Level 3 Communications ( LVLT) saw its stock jump 8.7% to $1.12 following news that it was selected by Netflix ( NFLX) to support the online video rental company's streaming and storage capacities.
Boeing ( BA) shares dipped 2.5% to $65.37 a day after the company said it postponed flight tests for its 787 Dreamliners following an electrical fire that occurred during a test flight in Texas on Tuesday.

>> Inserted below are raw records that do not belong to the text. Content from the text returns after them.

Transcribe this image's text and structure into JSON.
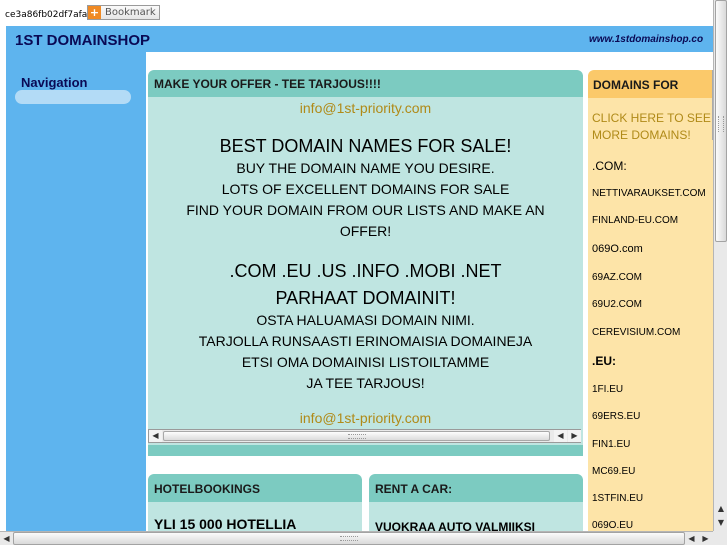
{
  "top": {
    "id_text": "ce3a86fb02df7afa",
    "bookmark_label": "Bookmark",
    "bookmark_icon": "+"
  },
  "header": {
    "title": "1ST DOMAINSHOP",
    "url": "www.1stdomainshop.co"
  },
  "nav": {
    "title": "Navigation"
  },
  "offer": {
    "heading": "MAKE YOUR OFFER - TEE TARJOUS!!!!",
    "email_top": "info@1st-priority.com",
    "lines": [
      "BEST DOMAIN NAMES FOR SALE!",
      "BUY THE DOMAIN NAME YOU DESIRE.",
      "LOTS OF EXCELLENT DOMAINS FOR SALE",
      "FIND YOUR DOMAIN FROM OUR LISTS AND MAKE AN",
      "OFFER!",
      ".COM .EU .US .INFO .MOBI .NET",
      "PARHAAT DOMAINIT!",
      "OSTA HALUAMASI DOMAIN NIMI.",
      "TARJOLLA RUNSAASTI ERINOMAISIA DOMAINEJA",
      "ETSI OMA DOMAINISI LISTOILTAMME",
      "JA TEE TARJOUS!"
    ],
    "email_bottom": "info@1st-priority.com"
  },
  "hotel": {
    "heading": "HOTELBOOKINGS",
    "body": "YLI 15 000 HOTELLIA"
  },
  "car": {
    "heading": "RENT A CAR:",
    "body": "VUOKRAA AUTO VALMIIKSI"
  },
  "domains": {
    "heading": "DOMAINS FOR",
    "link_line1": "CLICK HERE TO SEE",
    "link_line2": "MORE DOMAINS!",
    "com_label": ".COM:",
    "com_items": [
      "NETTIVARAUKSET.COM",
      "FINLAND-EU.COM",
      "069O.com",
      "69AZ.COM",
      "69U2.COM",
      "CEREVISIUM.COM"
    ],
    "eu_label": ".EU:",
    "eu_items": [
      "1FI.EU",
      "69ERS.EU",
      "FIN1.EU",
      "MC69.EU",
      "1STFIN.EU",
      "069O.EU"
    ]
  },
  "colors": {
    "header_blue": "#5eb4ee",
    "panel_teal": "#bfe5e1",
    "panel_head_teal": "#7ccbc1",
    "domains_bg": "#fde4a8",
    "domains_head": "#fbc96a",
    "link_gold": "#b08a18"
  }
}
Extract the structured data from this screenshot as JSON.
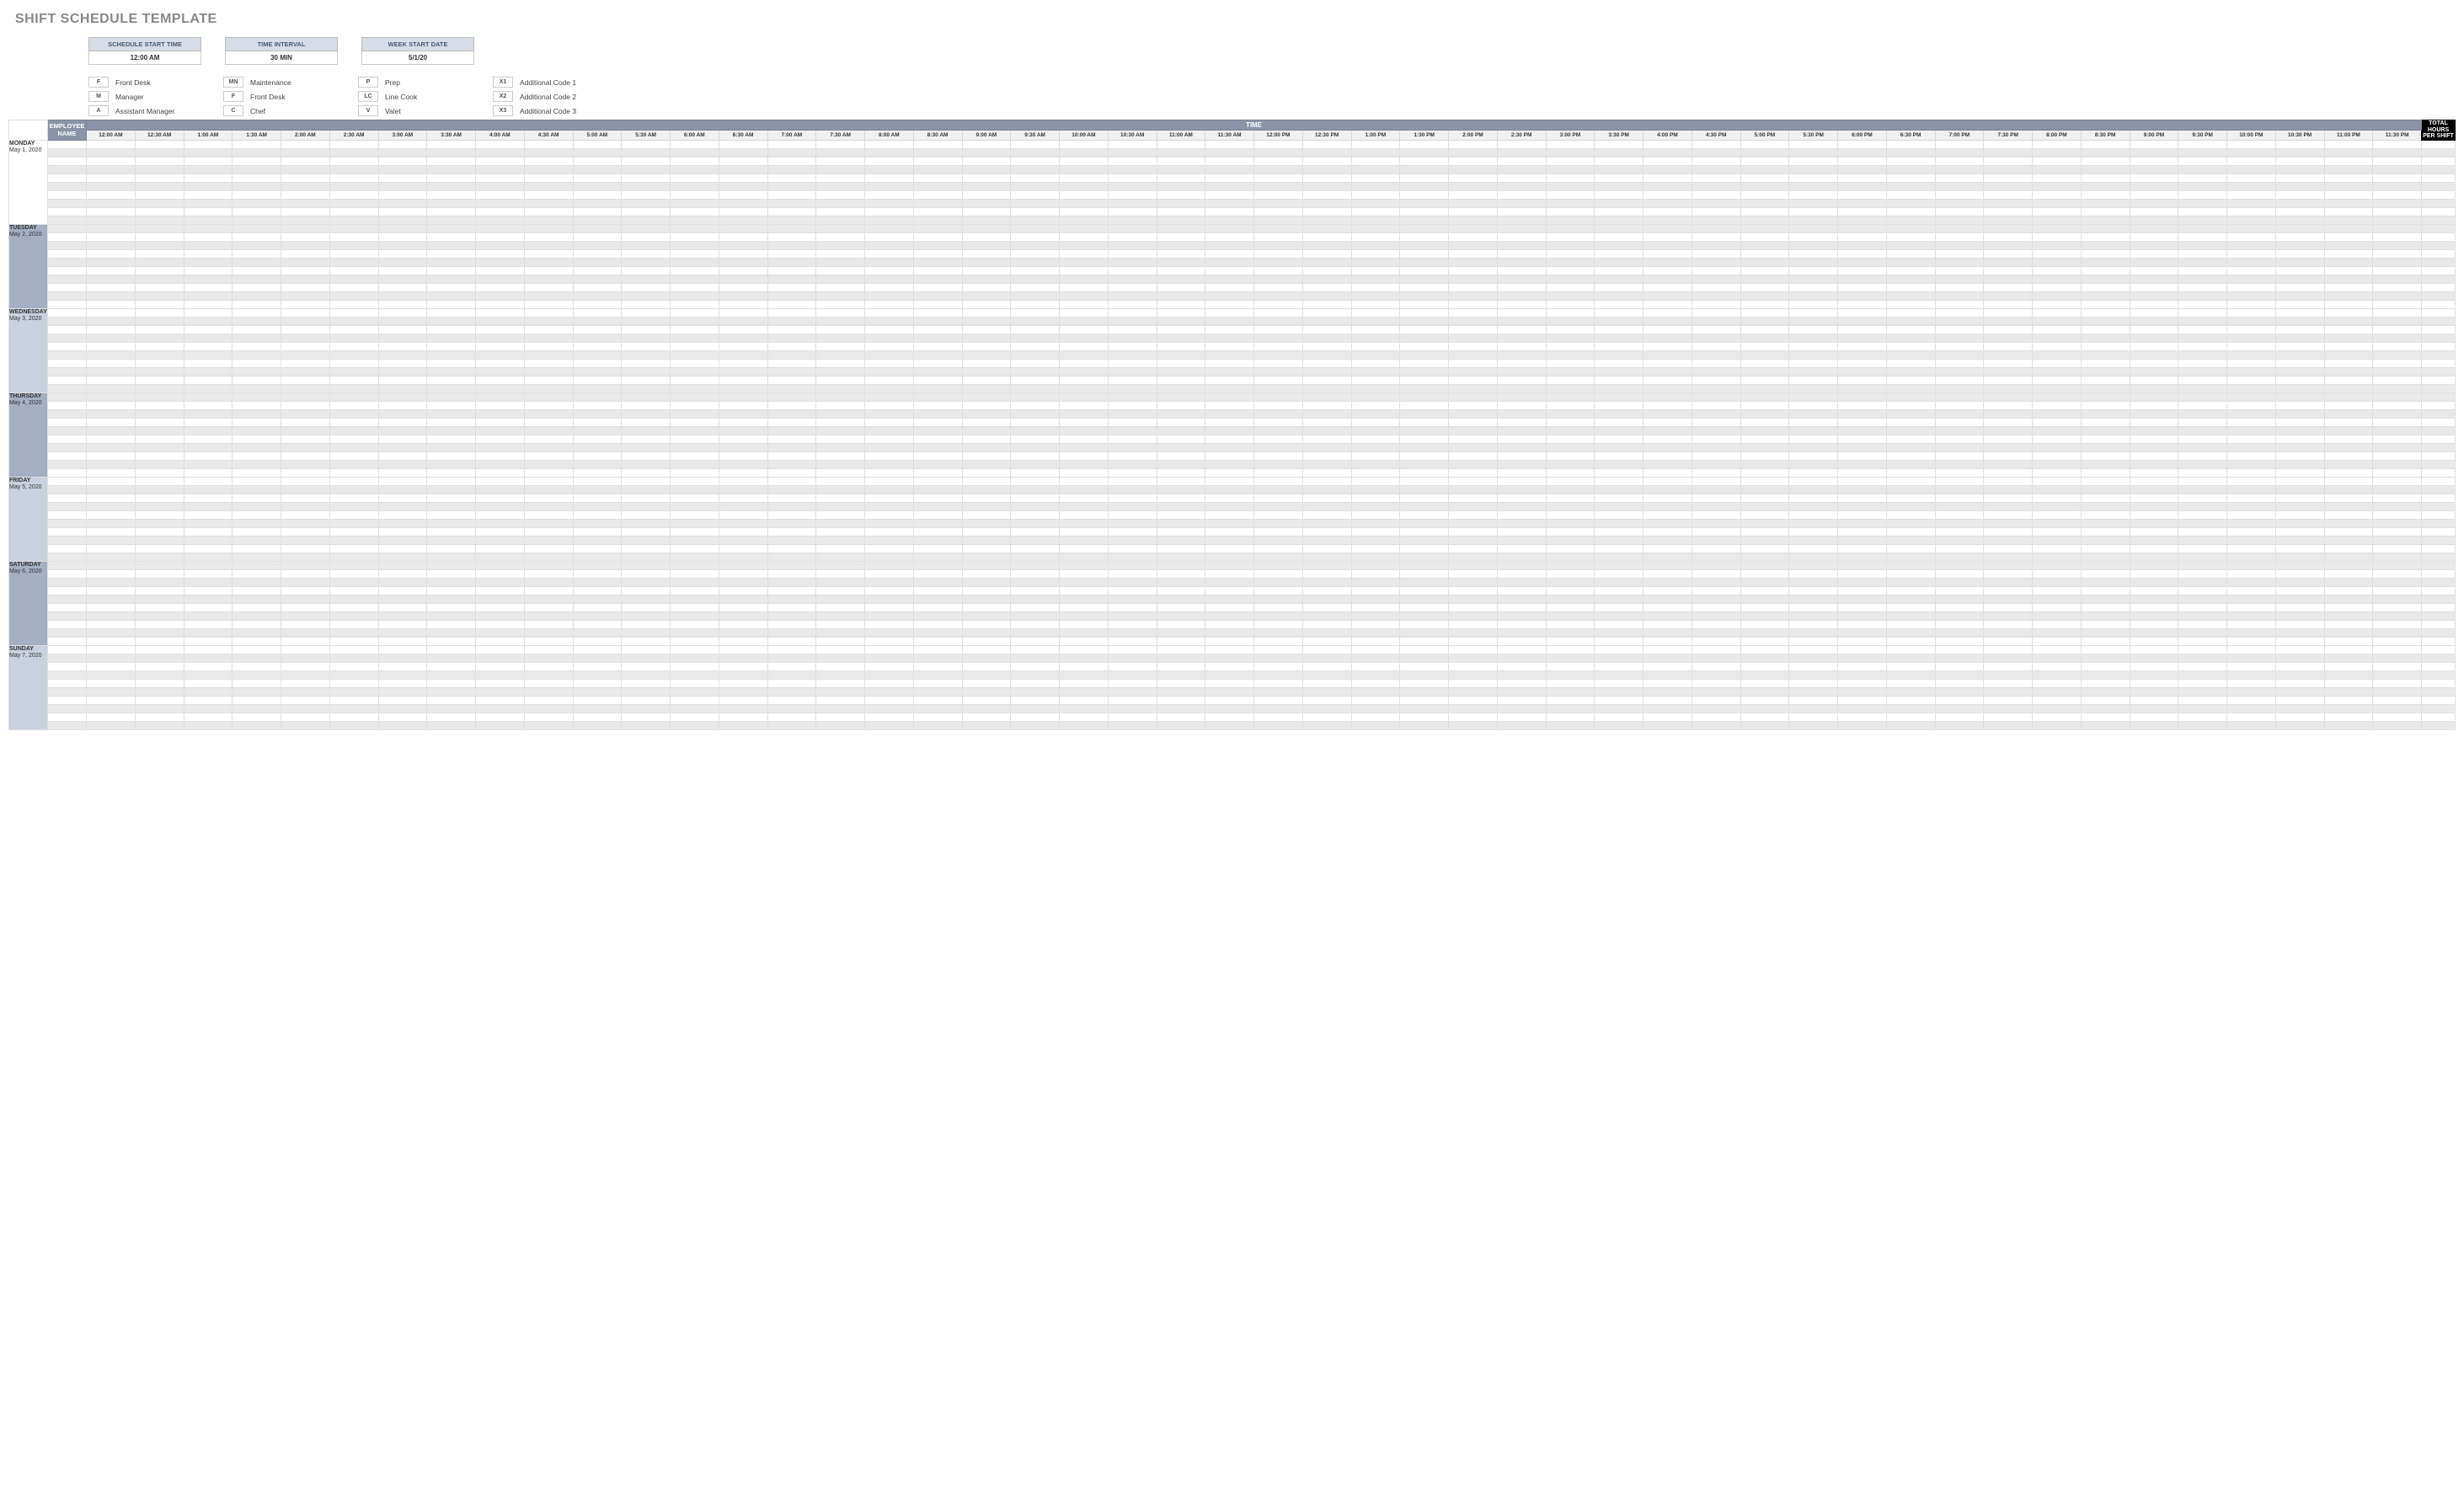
{
  "title": "SHIFT SCHEDULE TEMPLATE",
  "config": {
    "start_time": {
      "header": "SCHEDULE START TIME",
      "value": "12:00 AM"
    },
    "interval": {
      "header": "TIME INTERVAL",
      "value": "30 MIN"
    },
    "week_start": {
      "header": "WEEK START DATE",
      "value": "5/1/20"
    }
  },
  "codes": {
    "col1": [
      {
        "code": "F",
        "label": "Front Desk"
      },
      {
        "code": "M",
        "label": "Manager"
      },
      {
        "code": "A",
        "label": "Assistant Manager"
      }
    ],
    "col2": [
      {
        "code": "MN",
        "label": "Maintenance"
      },
      {
        "code": "F",
        "label": "Front Desk"
      },
      {
        "code": "C",
        "label": "Chef"
      }
    ],
    "col3": [
      {
        "code": "P",
        "label": "Prep"
      },
      {
        "code": "LC",
        "label": "Line Cook"
      },
      {
        "code": "V",
        "label": "Valet"
      }
    ],
    "col4": [
      {
        "code": "X1",
        "label": "Additional Code 1"
      },
      {
        "code": "X2",
        "label": "Additional Code 2"
      },
      {
        "code": "X3",
        "label": "Additional Code 3"
      }
    ]
  },
  "headers": {
    "employee": "EMPLOYEE NAME",
    "time": "TIME",
    "total_l1": "TOTAL HOURS",
    "total_l2": "PER SHIFT"
  },
  "time_slots": [
    "12:00 AM",
    "12:30 AM",
    "1:00 AM",
    "1:30 AM",
    "2:00 AM",
    "2:30 AM",
    "3:00 AM",
    "3:30 AM",
    "4:00 AM",
    "4:30 AM",
    "5:00 AM",
    "5:30 AM",
    "6:00 AM",
    "6:30 AM",
    "7:00 AM",
    "7:30 AM",
    "8:00 AM",
    "8:30 AM",
    "9:00 AM",
    "9:30 AM",
    "10:00 AM",
    "10:30 AM",
    "11:00 AM",
    "11:30 AM",
    "12:00 PM",
    "12:30 PM",
    "1:00 PM",
    "1:30 PM",
    "2:00 PM",
    "2:30 PM",
    "3:00 PM",
    "3:30 PM",
    "4:00 PM",
    "4:30 PM",
    "5:00 PM",
    "5:30 PM",
    "6:00 PM",
    "6:30 PM",
    "7:00 PM",
    "7:30 PM",
    "8:00 PM",
    "8:30 PM",
    "9:00 PM",
    "9:30 PM",
    "10:00 PM",
    "10:30 PM",
    "11:00 PM",
    "11:30 PM"
  ],
  "days": [
    {
      "name": "MONDAY",
      "date": "May 1, 2020",
      "shade": "white",
      "rows": 10
    },
    {
      "name": "TUESDAY",
      "date": "May 2, 2020",
      "shade": "dark",
      "rows": 10
    },
    {
      "name": "WEDNESDAY",
      "date": "May 3, 2020",
      "shade": "blue",
      "rows": 10
    },
    {
      "name": "THURSDAY",
      "date": "May 4, 2020",
      "shade": "dark",
      "rows": 10
    },
    {
      "name": "FRIDAY",
      "date": "May 5, 2020",
      "shade": "blue",
      "rows": 10
    },
    {
      "name": "SATURDAY",
      "date": "May 6, 2020",
      "shade": "dark",
      "rows": 10
    },
    {
      "name": "SUNDAY",
      "date": "May 7, 2020",
      "shade": "blue",
      "rows": 10
    }
  ]
}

Viacom ( VIA.B) rose 3.1% to $44.59 after the entertainment content company topped consensus estimates with adjusted profit of 75 cents a share. Sales increased 5% to $3.33 billion, meeting expectations. Shares of Nasdaq-listed Indian online-travel booking site MakeMyTrip ( MMYT) jumped 12.6% to $38.76 after a Caris analyst reiterated his buy rating on the stock ahead of its earnings report on Monday. Better-than-expected results from Priceline.com ( PCLN) were also likely buoying the stock. H&R Block ( HRB) said it is in talks to settle a lawsuit it filed against HSBC ( HBC) which provides funding for its refund anticipation loans. The stock was up 4.4% to $12.80. Massey Energy ( MEE) surged 2.1% to $47.02 on reports that Coal India was considering a bid for one of its mines. Wal-Mart ( WMT) said that it would offer free shipping for 60,000 items on its website, with no minimum purchase required until Dec. 20. The stock was off 0.3% at $54.35. After Thursday's closing bell, Nvidia ( NVDA) said its profits dropped 21% to 15 cents per share beating estimates by a penny. Shares were rising 1% in extended trading. Sunpower ( SPWRA) reported an adjusted profit of 26 cents per share, double the consensus of 13 cents. Shares were lower by 1% in aftermarket trading. In commodity markets, the January crude oil contract lost 4 cents, to settle at $88.60 a barrel. The December gold contract rose by $4 to settle at $1,403.10 an ounce. Hong Kong's Hang Seng added 0.8% and Japan's Nikkei rose 0.3%. The FTSE in London closed flat while the DAX in Frankfurt rose 0.05%. --Written by Melinda Peer and Shanthi Venkataraman in New York.